African-American painter Sam Gilliam died in Washington on June 25 at the age of 88. He was born in Tupelo (Mississippi) on November 30, 1933 in this deep South where blacks lived in terrible conditions aggravated by the Great Depression. Her father worked on the railroads and her mother took care of their eight children.

As a child, Sam Gilliam wanted to be a cartoonist and practiced in this direction. Graduated in 1951 from Central High School in Louisville (Kentucky), he entered the university of this city and obtained a first degree of Bachelor of Arts in 1955 – one of the first black students at this level in this university -, then the title of Master of Arts in 1961. In the meantime, he spent three years in the army.

Shortly after graduation, he left Louisville for Washington, having married Dorothy Butler, remembered in the history of the North American press as the first black female reporter hired by the Washington Post since its creation in 1877. He was then a young painter , caught like most of his contemporaries, in the flux of abstract expressionism and, like some, resolved to free himself from it. But he lived in Washington and not in New York and, in his city, then developed what is called the Washington Color School, with Morris Louis (1912-1962), Kenneth Noland (1924-2010) or Anne Truitt ( 1921-2004).

“Something Airy”

After a brief figurative period, Gilliam in turn tackles abstraction, not through geometry like Truitt or Noland, but by going beyond what Morris attempted. The abstraction according to Morris is made up of long undulating drips, each monochrome, which partially cover the white canvas and give an impression of movement. Gilliam decides to do without the frame, its straight edges and its angles and to work on free canvas which, carried by structures, suspended from the walls and ceilings, unfolds in stretched or folded surfaces: these are the Drapes , the sequel to which begins in 1965, and which remain his most famous works. Much later, in 2017, he spoke about it like this, not without self-mockery: “It was about finding something that I really like, something on a large scale, adapted to the dimensions of a wall (…), something aerial, no matter how, working in absence, just trying to build a shower curtain. »

In the execution as in the presentation, this “something of air” distinguishes itself from all that one can see then, whether it is the canvases of Rothko or Newman who have remained faithful to the rectangle or the creations of the minimalists, which exclude the idea of ​​a partially random execution and do not call the spectator to circulate between waves of changing chromaticisms.
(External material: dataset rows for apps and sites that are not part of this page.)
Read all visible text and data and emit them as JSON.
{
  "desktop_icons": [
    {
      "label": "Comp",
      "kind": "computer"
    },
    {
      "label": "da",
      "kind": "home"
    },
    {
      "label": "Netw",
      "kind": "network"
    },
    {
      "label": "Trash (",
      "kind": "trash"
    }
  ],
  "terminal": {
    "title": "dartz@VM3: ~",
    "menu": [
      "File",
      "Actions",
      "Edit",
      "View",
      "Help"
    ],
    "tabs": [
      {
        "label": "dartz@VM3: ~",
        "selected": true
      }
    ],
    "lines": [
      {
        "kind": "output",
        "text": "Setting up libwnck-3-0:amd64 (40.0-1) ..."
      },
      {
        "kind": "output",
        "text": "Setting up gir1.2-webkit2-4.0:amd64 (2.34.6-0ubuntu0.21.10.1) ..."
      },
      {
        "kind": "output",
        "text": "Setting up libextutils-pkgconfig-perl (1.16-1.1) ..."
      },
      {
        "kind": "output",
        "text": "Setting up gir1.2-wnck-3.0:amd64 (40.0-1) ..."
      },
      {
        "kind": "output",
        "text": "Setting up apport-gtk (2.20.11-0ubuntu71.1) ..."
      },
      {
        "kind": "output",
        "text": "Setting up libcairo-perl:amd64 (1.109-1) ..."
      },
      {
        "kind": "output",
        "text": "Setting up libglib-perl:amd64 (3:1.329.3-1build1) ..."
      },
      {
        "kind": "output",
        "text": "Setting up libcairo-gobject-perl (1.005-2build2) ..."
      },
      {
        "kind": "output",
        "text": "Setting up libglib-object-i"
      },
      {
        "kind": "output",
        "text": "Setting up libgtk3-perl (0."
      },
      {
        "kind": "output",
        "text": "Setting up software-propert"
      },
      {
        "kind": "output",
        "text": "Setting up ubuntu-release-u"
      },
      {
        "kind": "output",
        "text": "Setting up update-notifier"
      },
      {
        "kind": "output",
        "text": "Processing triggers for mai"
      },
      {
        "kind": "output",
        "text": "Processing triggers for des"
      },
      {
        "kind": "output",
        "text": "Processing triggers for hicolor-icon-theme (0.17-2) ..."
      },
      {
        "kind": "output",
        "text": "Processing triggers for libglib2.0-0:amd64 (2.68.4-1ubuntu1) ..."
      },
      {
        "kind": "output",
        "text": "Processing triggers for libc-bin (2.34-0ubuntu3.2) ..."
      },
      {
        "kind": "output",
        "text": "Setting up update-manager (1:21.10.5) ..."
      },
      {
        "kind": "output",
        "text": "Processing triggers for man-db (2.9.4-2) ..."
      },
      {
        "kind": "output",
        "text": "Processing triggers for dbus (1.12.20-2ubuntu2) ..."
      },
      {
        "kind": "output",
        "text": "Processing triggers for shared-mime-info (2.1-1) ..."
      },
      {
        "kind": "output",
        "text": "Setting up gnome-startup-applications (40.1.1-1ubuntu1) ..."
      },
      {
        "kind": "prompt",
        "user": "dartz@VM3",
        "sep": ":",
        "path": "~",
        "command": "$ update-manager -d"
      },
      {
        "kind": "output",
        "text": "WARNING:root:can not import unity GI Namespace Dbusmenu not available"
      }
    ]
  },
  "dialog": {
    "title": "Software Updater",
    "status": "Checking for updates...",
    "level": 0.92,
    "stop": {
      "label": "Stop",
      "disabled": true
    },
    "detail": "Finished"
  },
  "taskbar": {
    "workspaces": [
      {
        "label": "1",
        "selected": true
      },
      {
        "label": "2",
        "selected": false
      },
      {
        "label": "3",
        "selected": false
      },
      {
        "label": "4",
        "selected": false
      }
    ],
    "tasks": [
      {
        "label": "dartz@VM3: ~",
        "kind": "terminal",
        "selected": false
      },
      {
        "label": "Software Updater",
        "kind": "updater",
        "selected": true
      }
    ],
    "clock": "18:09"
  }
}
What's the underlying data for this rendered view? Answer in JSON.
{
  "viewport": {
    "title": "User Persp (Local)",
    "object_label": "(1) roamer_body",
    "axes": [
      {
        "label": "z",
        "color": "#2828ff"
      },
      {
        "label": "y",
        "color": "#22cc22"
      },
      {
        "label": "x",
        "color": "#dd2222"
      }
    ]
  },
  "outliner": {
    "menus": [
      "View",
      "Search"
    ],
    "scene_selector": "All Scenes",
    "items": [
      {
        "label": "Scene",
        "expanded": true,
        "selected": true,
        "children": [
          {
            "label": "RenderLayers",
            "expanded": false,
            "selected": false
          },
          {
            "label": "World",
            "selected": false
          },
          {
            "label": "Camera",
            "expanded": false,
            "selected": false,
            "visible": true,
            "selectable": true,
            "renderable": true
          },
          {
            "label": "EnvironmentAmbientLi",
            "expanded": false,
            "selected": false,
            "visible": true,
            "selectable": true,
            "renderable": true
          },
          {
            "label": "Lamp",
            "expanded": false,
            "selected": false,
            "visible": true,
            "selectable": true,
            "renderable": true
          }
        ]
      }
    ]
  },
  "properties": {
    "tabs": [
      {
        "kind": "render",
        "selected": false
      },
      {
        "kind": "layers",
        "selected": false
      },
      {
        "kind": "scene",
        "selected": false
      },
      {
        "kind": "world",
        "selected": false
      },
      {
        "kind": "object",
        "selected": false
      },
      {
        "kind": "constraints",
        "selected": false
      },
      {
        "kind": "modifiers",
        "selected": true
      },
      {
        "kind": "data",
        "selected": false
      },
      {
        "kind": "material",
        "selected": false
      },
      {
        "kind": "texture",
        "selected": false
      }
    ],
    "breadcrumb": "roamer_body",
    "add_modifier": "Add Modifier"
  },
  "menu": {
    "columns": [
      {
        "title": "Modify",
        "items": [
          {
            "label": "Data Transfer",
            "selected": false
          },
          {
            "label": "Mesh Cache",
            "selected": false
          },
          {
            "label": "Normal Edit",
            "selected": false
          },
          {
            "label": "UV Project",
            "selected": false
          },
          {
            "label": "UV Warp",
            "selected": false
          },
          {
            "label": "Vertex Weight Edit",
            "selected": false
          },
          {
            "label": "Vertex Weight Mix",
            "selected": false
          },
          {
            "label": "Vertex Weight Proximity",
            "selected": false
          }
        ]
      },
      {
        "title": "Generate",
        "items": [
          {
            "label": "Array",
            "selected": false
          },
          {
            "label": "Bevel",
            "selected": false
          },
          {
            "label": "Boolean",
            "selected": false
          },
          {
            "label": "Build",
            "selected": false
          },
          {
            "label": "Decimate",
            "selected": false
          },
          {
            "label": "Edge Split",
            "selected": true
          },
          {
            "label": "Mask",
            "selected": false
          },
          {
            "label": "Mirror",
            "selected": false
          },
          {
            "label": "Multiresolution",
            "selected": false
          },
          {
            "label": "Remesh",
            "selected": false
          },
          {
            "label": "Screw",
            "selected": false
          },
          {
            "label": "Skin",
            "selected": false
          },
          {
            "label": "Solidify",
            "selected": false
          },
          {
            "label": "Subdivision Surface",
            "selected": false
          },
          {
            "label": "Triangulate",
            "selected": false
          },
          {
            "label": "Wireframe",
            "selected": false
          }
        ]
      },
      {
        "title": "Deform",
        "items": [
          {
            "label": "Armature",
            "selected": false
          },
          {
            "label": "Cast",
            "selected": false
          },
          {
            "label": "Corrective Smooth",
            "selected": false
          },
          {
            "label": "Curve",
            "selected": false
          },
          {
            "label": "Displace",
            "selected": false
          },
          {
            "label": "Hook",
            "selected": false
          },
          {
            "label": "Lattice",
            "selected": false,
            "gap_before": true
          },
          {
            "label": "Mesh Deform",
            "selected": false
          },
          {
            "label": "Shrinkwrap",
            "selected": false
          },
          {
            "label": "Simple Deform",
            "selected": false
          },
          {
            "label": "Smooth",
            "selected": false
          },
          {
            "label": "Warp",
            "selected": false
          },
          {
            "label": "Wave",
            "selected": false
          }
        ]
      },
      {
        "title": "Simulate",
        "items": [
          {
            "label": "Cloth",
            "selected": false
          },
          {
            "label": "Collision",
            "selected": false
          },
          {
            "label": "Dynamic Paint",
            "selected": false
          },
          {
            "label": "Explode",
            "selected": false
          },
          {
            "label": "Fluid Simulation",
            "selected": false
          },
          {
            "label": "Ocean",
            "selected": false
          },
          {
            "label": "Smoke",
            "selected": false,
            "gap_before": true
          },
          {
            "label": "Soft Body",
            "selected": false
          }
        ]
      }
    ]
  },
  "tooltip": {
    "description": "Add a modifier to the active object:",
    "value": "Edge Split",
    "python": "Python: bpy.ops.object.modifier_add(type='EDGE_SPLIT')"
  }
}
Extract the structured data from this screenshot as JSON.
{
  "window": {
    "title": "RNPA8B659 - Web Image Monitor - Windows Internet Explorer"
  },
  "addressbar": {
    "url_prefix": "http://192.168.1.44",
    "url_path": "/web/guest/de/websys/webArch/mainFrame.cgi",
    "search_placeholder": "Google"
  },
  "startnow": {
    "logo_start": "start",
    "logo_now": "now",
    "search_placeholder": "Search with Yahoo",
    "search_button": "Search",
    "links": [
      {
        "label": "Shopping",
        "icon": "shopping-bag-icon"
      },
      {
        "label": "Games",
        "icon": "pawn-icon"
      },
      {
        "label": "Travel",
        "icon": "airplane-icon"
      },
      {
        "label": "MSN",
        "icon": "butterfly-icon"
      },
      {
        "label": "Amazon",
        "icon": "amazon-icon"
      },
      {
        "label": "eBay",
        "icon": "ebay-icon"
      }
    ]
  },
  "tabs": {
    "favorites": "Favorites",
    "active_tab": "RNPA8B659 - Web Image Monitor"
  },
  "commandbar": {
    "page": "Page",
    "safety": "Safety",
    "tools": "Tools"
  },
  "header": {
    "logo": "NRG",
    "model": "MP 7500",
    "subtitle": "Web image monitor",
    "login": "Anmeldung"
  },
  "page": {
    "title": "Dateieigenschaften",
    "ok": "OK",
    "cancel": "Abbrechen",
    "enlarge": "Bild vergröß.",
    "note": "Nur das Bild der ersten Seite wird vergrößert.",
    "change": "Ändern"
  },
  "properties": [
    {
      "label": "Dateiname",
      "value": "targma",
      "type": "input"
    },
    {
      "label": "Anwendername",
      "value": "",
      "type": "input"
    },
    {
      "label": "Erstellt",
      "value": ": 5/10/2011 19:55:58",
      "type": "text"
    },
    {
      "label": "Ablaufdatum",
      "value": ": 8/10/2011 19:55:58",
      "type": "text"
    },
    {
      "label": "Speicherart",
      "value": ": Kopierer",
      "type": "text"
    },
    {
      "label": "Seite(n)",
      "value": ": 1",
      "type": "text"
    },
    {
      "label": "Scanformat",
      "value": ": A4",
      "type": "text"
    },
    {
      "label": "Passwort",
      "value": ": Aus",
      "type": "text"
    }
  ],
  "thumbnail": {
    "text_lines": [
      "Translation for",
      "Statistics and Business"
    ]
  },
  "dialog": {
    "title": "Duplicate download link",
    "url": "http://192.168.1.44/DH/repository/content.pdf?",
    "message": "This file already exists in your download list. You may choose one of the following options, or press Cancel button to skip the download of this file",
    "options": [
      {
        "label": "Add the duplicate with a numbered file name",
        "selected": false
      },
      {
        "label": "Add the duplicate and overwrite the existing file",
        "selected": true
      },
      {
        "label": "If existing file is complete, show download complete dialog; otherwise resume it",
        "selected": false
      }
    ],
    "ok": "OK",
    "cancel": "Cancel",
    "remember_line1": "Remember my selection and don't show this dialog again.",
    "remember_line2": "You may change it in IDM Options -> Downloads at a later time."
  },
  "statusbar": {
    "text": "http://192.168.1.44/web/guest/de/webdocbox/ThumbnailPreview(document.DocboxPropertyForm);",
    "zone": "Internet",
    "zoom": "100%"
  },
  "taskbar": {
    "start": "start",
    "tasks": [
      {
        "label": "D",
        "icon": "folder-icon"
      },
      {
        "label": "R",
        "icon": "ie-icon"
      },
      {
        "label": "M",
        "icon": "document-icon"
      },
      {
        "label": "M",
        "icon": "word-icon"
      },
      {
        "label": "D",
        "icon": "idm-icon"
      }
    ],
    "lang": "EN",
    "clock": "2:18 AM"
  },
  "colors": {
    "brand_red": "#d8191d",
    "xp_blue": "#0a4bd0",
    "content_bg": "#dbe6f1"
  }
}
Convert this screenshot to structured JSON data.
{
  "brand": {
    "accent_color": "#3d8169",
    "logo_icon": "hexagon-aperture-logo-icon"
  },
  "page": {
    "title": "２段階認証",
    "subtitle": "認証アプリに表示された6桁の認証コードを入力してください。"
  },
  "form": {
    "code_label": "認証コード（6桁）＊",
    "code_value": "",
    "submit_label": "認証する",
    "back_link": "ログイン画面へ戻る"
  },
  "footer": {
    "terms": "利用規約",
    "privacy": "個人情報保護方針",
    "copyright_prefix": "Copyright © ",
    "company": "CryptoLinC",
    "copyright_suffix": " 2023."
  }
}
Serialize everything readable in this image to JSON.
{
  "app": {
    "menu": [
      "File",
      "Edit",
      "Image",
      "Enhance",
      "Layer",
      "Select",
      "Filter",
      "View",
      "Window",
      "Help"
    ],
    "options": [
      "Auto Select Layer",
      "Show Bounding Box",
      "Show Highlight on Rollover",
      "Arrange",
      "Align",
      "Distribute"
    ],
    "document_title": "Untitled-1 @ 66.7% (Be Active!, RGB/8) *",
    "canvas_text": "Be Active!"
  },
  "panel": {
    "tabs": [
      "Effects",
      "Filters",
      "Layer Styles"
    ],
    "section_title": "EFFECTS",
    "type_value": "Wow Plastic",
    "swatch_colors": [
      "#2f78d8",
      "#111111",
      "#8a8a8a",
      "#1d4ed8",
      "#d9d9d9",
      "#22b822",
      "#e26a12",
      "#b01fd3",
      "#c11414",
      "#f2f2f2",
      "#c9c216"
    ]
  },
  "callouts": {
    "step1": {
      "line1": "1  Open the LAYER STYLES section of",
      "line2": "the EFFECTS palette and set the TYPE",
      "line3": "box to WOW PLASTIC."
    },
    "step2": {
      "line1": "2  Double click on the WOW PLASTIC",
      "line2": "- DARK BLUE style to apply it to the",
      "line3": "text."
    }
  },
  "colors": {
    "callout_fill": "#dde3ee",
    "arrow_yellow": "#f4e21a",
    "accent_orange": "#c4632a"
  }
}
Quickly, this unique way of painting and showing earned him exhibitions, commissions and growing recognition.

His new situation then allowed him to fight publicly against the avowed or unavowed segregation that governed the artistic world of his country. Thus, in 1971, he boycotted the invitation to exhibit from the Whitney Museum of American Art in solidarity with the Black Emergency Cultural Coalition, which denounced the absence of any African-American critic among the experts consulted by the museum. The consequence of this righteous anger: in 1972, he was the first black artist invited to represent the United States at the Venice Biennale since the pavilion was created in 1930.

Different shades of black

Others would have stuck to the Drapes and exploited their success. From 1975, which is the year of the realization of the immense Seahorses for a facade of the Philadelphia Museum of Art, Gilliam deviates from it. He engages in the series of Black Paintings, which are arrangements of surfaces of different shades of black, whose texture and density vary. They are no longer floating canvases, but the frames are distinguished by their re-entrant angles and their discontinuities. Then come, from the 1980s, compositions that are increasingly difficult to describe, assemblies of colored planes cut into angular or curved surfaces, running on the walls like friezes whose elements are superimposed on the edges – bas-reliefs, so to speak.

Another solution for projecting colors into real space, developing rigid structures between or in front of the walls, carrying these same colored planes: these are the aluminum sculptures that Gilliam designed in 1986 for New York University or the metro Jamaica Center in 1991. Other works of this type were commissioned for Rutgers Law School in 2003, metro Washington in 2011 and, in 2016, for the National Museum of African American History and Culture in Washington.

Several times exhibited in major North American museums, more rarely in Europe, it was to be the subject of a retrospective at the Hirshhorn Museum in Sculpture Garden in Washington in 2020. Delayed due to the pandemic, it changed in May in presentation of his most recent works, because, in spite of an increasingly fragile health, Gilliam had not stopped working, always in and for color. Several of his works are currently presented in Paris by the Louis Vuitton Foundation in the exhibition “La Couleur en fugue”.